Finally, experience tells us that when you can’t find something to sell in order to bring in a new idea, of which there are plenty, then that bodes well for future performance.
Daniel Lockyer – Senior Fund Manager

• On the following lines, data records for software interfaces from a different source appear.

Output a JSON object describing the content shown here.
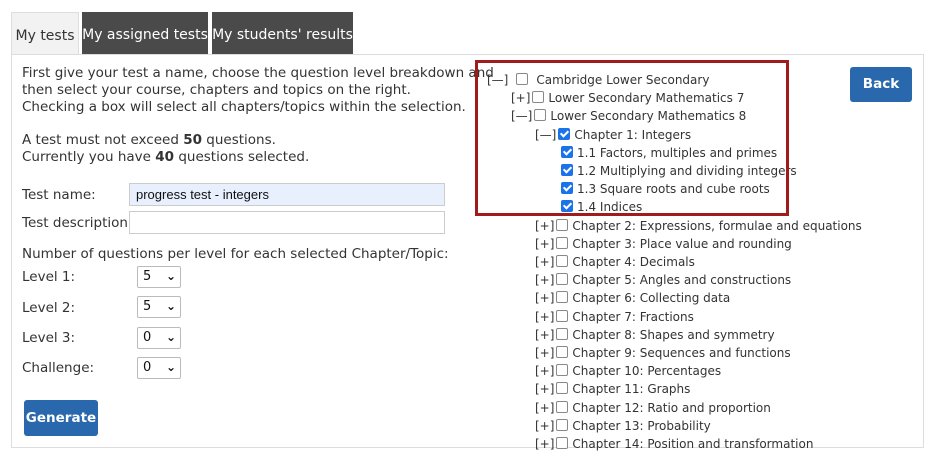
{
  "tabs": [
    "My tests",
    "My assigned tests",
    "My students' results"
  ],
  "intro": {
    "line1": "First give your test a name, choose the question level breakdown and",
    "line2": "then select your course, chapters and topics on the right.",
    "line3": "Checking a box will select all chapters/topics within the selection.",
    "limit_prefix": "A test must not exceed ",
    "limit_value": "50",
    "limit_suffix": " questions.",
    "current_prefix": "Currently you have ",
    "current_value": "40",
    "current_suffix": " questions selected."
  },
  "form": {
    "name_label": "Test name:",
    "name_value": "progress test - integers",
    "desc_label": "Test description:",
    "desc_value": "",
    "levels_heading": "Number of questions per level for each selected Chapter/Topic:",
    "levels": [
      {
        "label": "Level 1:",
        "value": "5"
      },
      {
        "label": "Level 2:",
        "value": "5"
      },
      {
        "label": "Level 3:",
        "value": "0"
      },
      {
        "label": "Challenge:",
        "value": "0"
      }
    ],
    "generate": "Generate"
  },
  "back": "Back",
  "tree": [
    {
      "toggle": "[—]",
      "label": "Cambridge Lower Secondary",
      "checked": false
    },
    {
      "toggle": "[+]",
      "label": "Lower Secondary Mathematics 7",
      "checked": false
    },
    {
      "toggle": "[—]",
      "label": "Lower Secondary Mathematics 8",
      "checked": false
    },
    {
      "toggle": "[—]",
      "label": "Chapter 1: Integers",
      "checked": true
    },
    {
      "toggle": "",
      "label": "1.1 Factors, multiples and primes",
      "checked": true
    },
    {
      "toggle": "",
      "label": "1.2 Multiplying and dividing integers",
      "checked": true
    },
    {
      "toggle": "",
      "label": "1.3 Square roots and cube roots",
      "checked": true
    },
    {
      "toggle": "",
      "label": "1.4 Indices",
      "checked": true
    },
    {
      "toggle": "[+]",
      "label": "Chapter 2: Expressions, formulae and equations",
      "checked": false
    },
    {
      "toggle": "[+]",
      "label": "Chapter 3: Place value and rounding",
      "checked": false
    },
    {
      "toggle": "[+]",
      "label": "Chapter 4: Decimals",
      "checked": false
    },
    {
      "toggle": "[+]",
      "label": "Chapter 5: Angles and constructions",
      "checked": false
    },
    {
      "toggle": "[+]",
      "label": "Chapter 6: Collecting data",
      "checked": false
    },
    {
      "toggle": "[+]",
      "label": "Chapter 7: Fractions",
      "checked": false
    },
    {
      "toggle": "[+]",
      "label": "Chapter 8: Shapes and symmetry",
      "checked": false
    },
    {
      "toggle": "[+]",
      "label": "Chapter 9: Sequences and functions",
      "checked": false
    },
    {
      "toggle": "[+]",
      "label": "Chapter 10: Percentages",
      "checked": false
    },
    {
      "toggle": "[+]",
      "label": "Chapter 11: Graphs",
      "checked": false
    },
    {
      "toggle": "[+]",
      "label": "Chapter 12: Ratio and proportion",
      "checked": false
    },
    {
      "toggle": "[+]",
      "label": "Chapter 13: Probability",
      "checked": false
    },
    {
      "toggle": "[+]",
      "label": "Chapter 14: Position and transformation",
      "checked": false
    }
  ],
  "colors": {
    "tab_dark": "#4a4a4a",
    "button": "#2a68ad",
    "highlight": "#a01c1c",
    "checkbox": "#1a73e8"
  }
}
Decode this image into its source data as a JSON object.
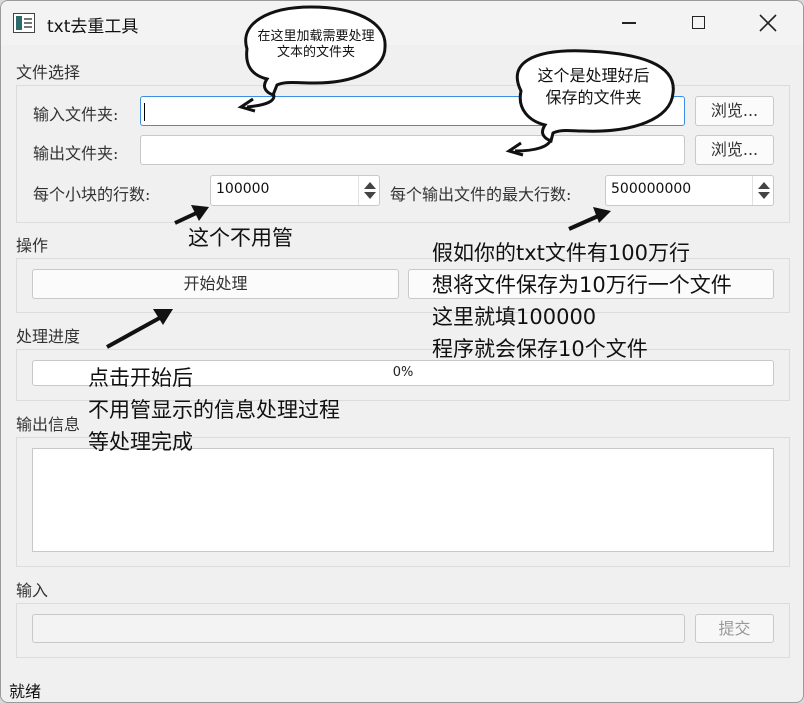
{
  "window": {
    "title": "txt去重工具"
  },
  "file_section": {
    "label": "文件选择",
    "input_folder_label": "输入文件夹:",
    "input_folder_value": "",
    "output_folder_label": "输出文件夹:",
    "output_folder_value": "",
    "browse_label": "浏览...",
    "lines_per_chunk_label": "每个小块的行数:",
    "lines_per_chunk_value": "100000",
    "max_lines_label": "每个输出文件的最大行数:",
    "max_lines_value": "500000000"
  },
  "operation_section": {
    "label": "操作",
    "start_button": "开始处理",
    "second_button": ""
  },
  "progress_section": {
    "label": "处理进度",
    "percent": "0%",
    "value": 0
  },
  "output_section": {
    "label": "输出信息",
    "text": ""
  },
  "input_section": {
    "label": "输入",
    "value": "",
    "submit_label": "提交"
  },
  "status_bar": {
    "text": "就绪"
  },
  "annotations": {
    "bubble_input": [
      "在这里加载需要处理",
      "文本的文件夹"
    ],
    "bubble_output": [
      "这个是处理好后",
      "保存的文件夹"
    ],
    "ignore_chunk": "这个不用管",
    "explain_lines": [
      "假如你的txt文件有100万行",
      "想将文件保存为10万行一个文件",
      "这里就填100000",
      "程序就会保存10个文件"
    ],
    "start_hint": [
      "点击开始后",
      "不用管显示的信息处理过程",
      "等处理完成"
    ]
  }
}
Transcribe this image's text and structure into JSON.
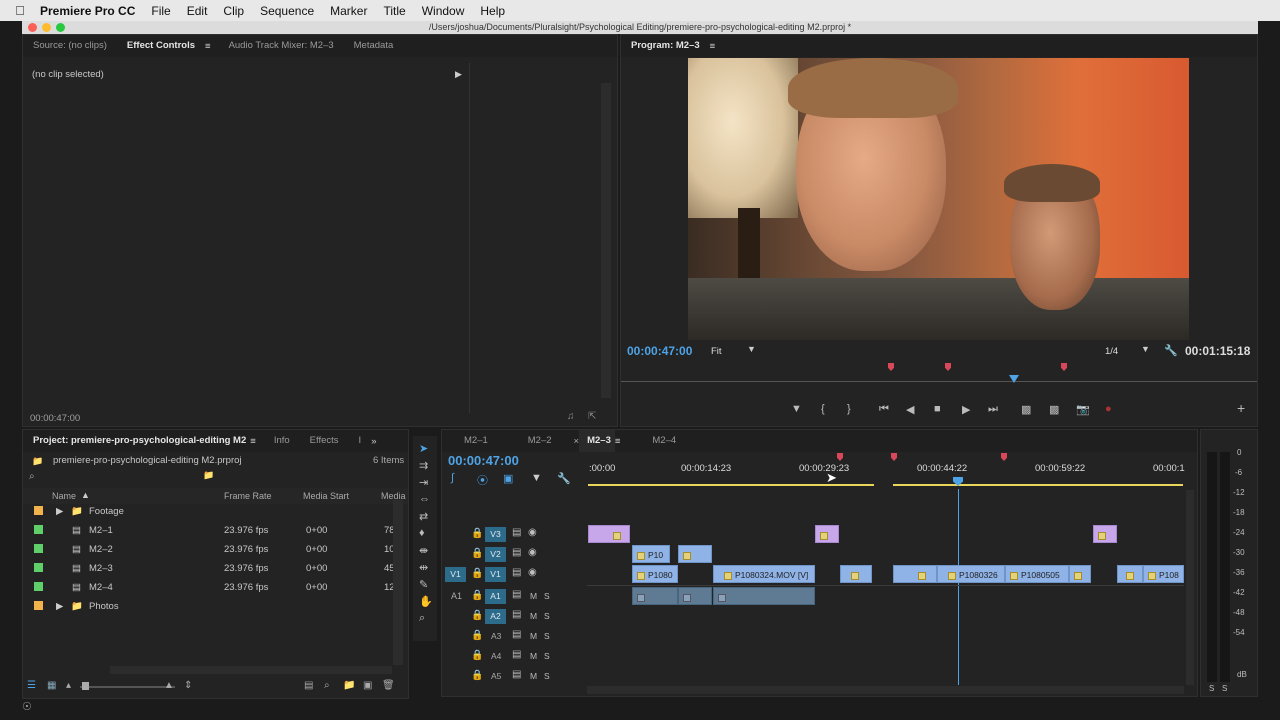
{
  "menubar": {
    "app_name": "Premiere Pro CC",
    "items": [
      "File",
      "Edit",
      "Clip",
      "Sequence",
      "Marker",
      "Title",
      "Window",
      "Help"
    ]
  },
  "window": {
    "title": "/Users/joshua/Documents/Pluralsight/Psychological Editing/premiere-pro-psychological-editing M2.prproj *"
  },
  "source_panel": {
    "tabs": [
      "Source: (no clips)",
      "Effect Controls",
      "Audio Track Mixer: M2–3",
      "Metadata"
    ],
    "active_tab": "Effect Controls",
    "no_clip_text": "(no clip selected)",
    "timecode": "00:00:47:00"
  },
  "program_panel": {
    "title": "Program: M2–3",
    "timecode_current": "00:00:47:00",
    "fit": "Fit",
    "resolution": "1/4",
    "timecode_duration": "00:01:15:18"
  },
  "project_panel": {
    "tabs": [
      "Project: premiere-pro-psychological-editing M2",
      "Info",
      "Effects",
      "I"
    ],
    "filename": "premiere-pro-psychological-editing M2.prproj",
    "item_count": "6 Items",
    "columns": [
      "Name",
      "Frame Rate",
      "Media Start",
      "Media"
    ],
    "rows": [
      {
        "name": "Footage",
        "type": "folder",
        "color": "#f2b24c",
        "frame_rate": "",
        "media_start": "",
        "media": ""
      },
      {
        "name": "M2–1",
        "type": "sequence",
        "color": "#5fcf6a",
        "frame_rate": "23.976 fps",
        "media_start": "0+00",
        "media": "78"
      },
      {
        "name": "M2–2",
        "type": "sequence",
        "color": "#5fcf6a",
        "frame_rate": "23.976 fps",
        "media_start": "0+00",
        "media": "10"
      },
      {
        "name": "M2–3",
        "type": "sequence",
        "color": "#5fcf6a",
        "frame_rate": "23.976 fps",
        "media_start": "0+00",
        "media": "45"
      },
      {
        "name": "M2–4",
        "type": "sequence",
        "color": "#5fcf6a",
        "frame_rate": "23.976 fps",
        "media_start": "0+00",
        "media": "12"
      },
      {
        "name": "Photos",
        "type": "folder",
        "color": "#f2b24c",
        "frame_rate": "",
        "media_start": "",
        "media": ""
      }
    ]
  },
  "timeline": {
    "tabs": [
      "M2–1",
      "M2–2",
      "M2–3",
      "M2–4"
    ],
    "active_tab": "M2–3",
    "timecode": "00:00:47:00",
    "ruler": [
      ":00:00",
      "00:00:14:23",
      "00:00:29:23",
      "00:00:44:22",
      "00:00:59:22",
      "00:00:1"
    ],
    "video_tracks": [
      "V3",
      "V2",
      "V1"
    ],
    "source_patch_video": "V1",
    "source_patch_audio": "A1",
    "audio_tracks": [
      "A1",
      "A2",
      "A3",
      "A4",
      "A5"
    ],
    "clip_labels": {
      "v2_a": "P10",
      "v1_a": "P1080",
      "v1_b": "P1080324.MOV [V]",
      "v1_c": "P1080326",
      "v1_d": "P1080505",
      "v1_e": "P108"
    },
    "m_label": "M",
    "s_label": "S"
  },
  "audio_meter": {
    "scale": [
      "0",
      "-6",
      "-12",
      "-18",
      "-24",
      "-30",
      "-36",
      "-42",
      "-48",
      "-54",
      "dB"
    ],
    "solo": [
      "S",
      "S"
    ]
  },
  "colors": {
    "accent_blue": "#4ea3e6",
    "clip_video": "#8fb3e6",
    "clip_purple": "#c7a7ea",
    "clip_audio": "#5f7b93",
    "marker_red": "#d9475a",
    "track_button": "#2d6b8a"
  }
}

For professional advisers only. This article is issued by Hawksmoor Fund Managers which is a trading name of Hawksmoor Investment Management (“Hawksmoor”). Hawksmoor is authorised and regulated by the Financial Conduct Authority. Hawksmoor’s registered office is 2nd Floor Stratus House, Emperor Way, Exeter Business Park, Exeter, Devon EX1 3QS. Company Number: 6307442. This document does not constitute an offer or invitation to any person, nor should its content be interpreted as investment or tax advice for which you should consult your financial adviser and/or accountant. The information and opinions it contains have been compiled or arrived at from sources believed to be reliable at the time and are given in good faith, but no representation is made as to their accuracy, completeness or correctness. Any opinion expressed in this document, whether in general or both on the performance of individual securities and in a wider economic context, represents the views of Hawksmoor at the time of preparation and may be subject to change. Past performance is not a guide to future performance. The value of an investment and any income from it can fall as well as rise as a result of market and currency fluctuations. You may not get back the amount you originally invested. FPC564.